> ASSIGNMENT
Work through the data line by line, gathering every line that has the word "caméra".

> RECORDS TO USE
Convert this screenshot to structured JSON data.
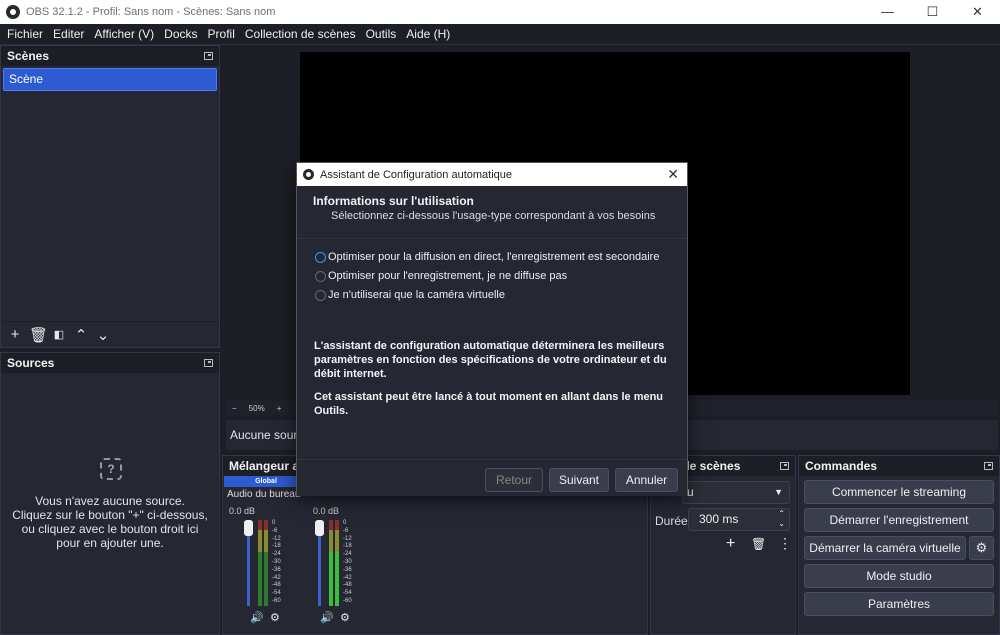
{
  "window": {
    "title": "OBS 32.1.2 - Profil: Sans nom - Scènes: Sans nom",
    "controls": [
      "—",
      "☐",
      "✕"
    ]
  },
  "menu": [
    "Fichier",
    "Editer",
    "Afficher (V)",
    "Docks",
    "Profil",
    "Collection de scènes",
    "Outils",
    "Aide (H)"
  ],
  "scenes": {
    "title": "Scènes",
    "items": [
      "Scène"
    ]
  },
  "sources": {
    "title": "Sources",
    "empty_lines": [
      "Vous n'avez aucune source.",
      "Cliquez sur le bouton \"+\" ci-dessous,",
      "ou cliquez avec le bouton droit ici",
      "pour en ajouter une."
    ]
  },
  "preview": {
    "zoom": "50%",
    "minus": "−",
    "plus": "+"
  },
  "context_bar": {
    "text": "Aucune source"
  },
  "mixer": {
    "title": "Mélangeur au",
    "channel1": {
      "label": "Audio du bureau",
      "db": "0.0 dB",
      "badge": "Global"
    },
    "channel2": {
      "db": "0.0 dB"
    },
    "scale": [
      "0",
      "-6",
      "-12",
      "-18",
      "-24",
      "-30",
      "-36",
      "-42",
      "-48",
      "-54",
      "-60"
    ]
  },
  "transitions": {
    "title": "tion de scènes",
    "select_value": "u",
    "duration_label": "Durée",
    "duration_value": "300 ms"
  },
  "commands": {
    "title": "Commandes",
    "buttons": [
      "Commencer le streaming",
      "Démarrer l'enregistrement",
      "Démarrer la caméra virtuelle",
      "Mode studio",
      "Paramètres"
    ]
  },
  "dialog": {
    "title": "Assistant de Configuration automatique",
    "heading": "Informations sur l'utilisation",
    "subheading": "Sélectionnez ci-dessous l'usage-type correspondant à vos besoins",
    "options": [
      "Optimiser pour la diffusion en direct, l'enregistrement est secondaire",
      "Optimiser pour l'enregistrement, je ne diffuse pas",
      "Je n'utiliserai que la caméra virtuelle"
    ],
    "info1": "L'assistant de configuration automatique déterminera les meilleurs paramètres en fonction des spécifications de votre ordinateur et du débit internet.",
    "info2": "Cet assistant peut être lancé à tout moment en allant dans le menu Outils.",
    "buttons": {
      "back": "Retour",
      "next": "Suivant",
      "cancel": "Annuler"
    }
  },
  "colors": {
    "accent": "#2d5bd1",
    "bg": "#1d1f26",
    "panel": "#252733",
    "meter_green": "#3dbd3d",
    "meter_yellow": "#c9c13c",
    "meter_red": "#c03a3a"
  }
}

> EXERCISE OUTPUT
      "Démarrer la caméra virtuelle",
      "Je n'utiliserai que la caméra virtuelle"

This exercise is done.